from The American Heritage® Dictionary of the English Language, 4th Edition
- n. The stock of songs, plays, operas, readings, or other pieces that a player or company is prepared to perform.
- n. The class of compositions in a genre: has excellent command of the chanteuse repertoire.
- n. The range or number of skills, aptitudes, or special accomplishments of a particular person or group.
from Wiktionary, Creative Commons Attribution/Share-Alike License
- n. A list of dramas, operas, pieces, parts, etc., which a company or a person has rehearsed and is prepared to perform or display
- n. A set of skills possessed by a person. A collection of items.
from the GNU version of the Collaborative International Dictionary of English
- n. A list of dramas, operas, pieces, parts, etc., which a company or a person has rehearsed and is prepared to perform.
from The Century Dictionary and Cyclopedia
- n. A repertory; specifically, in music and the drama, the list of works which a performer or company of performers has carefully studied, and is ready to perform.
from WordNet 3.0 Copyright 2006 by Princeton University.
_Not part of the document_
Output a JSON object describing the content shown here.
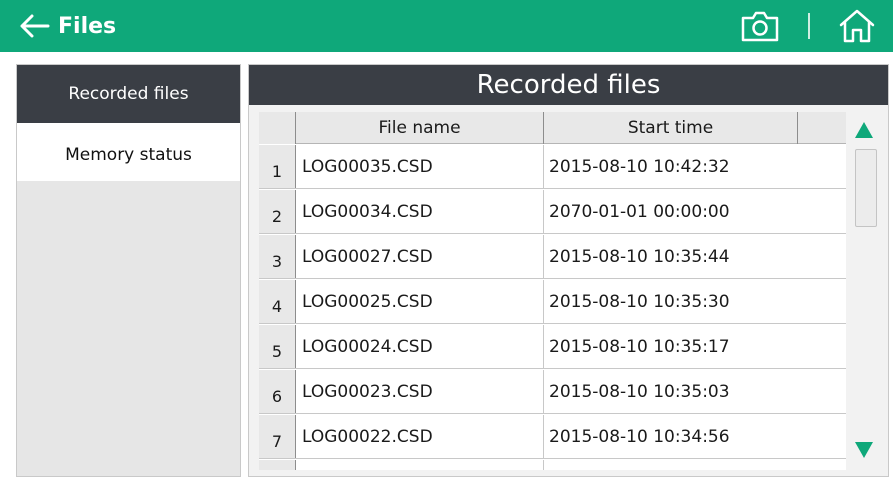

All rights reserved.
- n. the entire range of skills or aptitudes or devices used in a particular field or occupation
- n. a collection of works (plays, songs, operas, ballets) that an artist or company can perform and do perform for short intervals on a regular schedule
French répertoire, from Old French, from Late Latin repertōrium; see repertory.(American Heritage® Dictionary of the English Language, Fourth Edition)
Borrowing from French répertoire, from Late Latin repertorium ("an inventory, list, repertory"), from Latin reperire ("to find, find out, discover, invent"), from re- ("again") + parire, usually parere ("to produce"). (Wiktionary)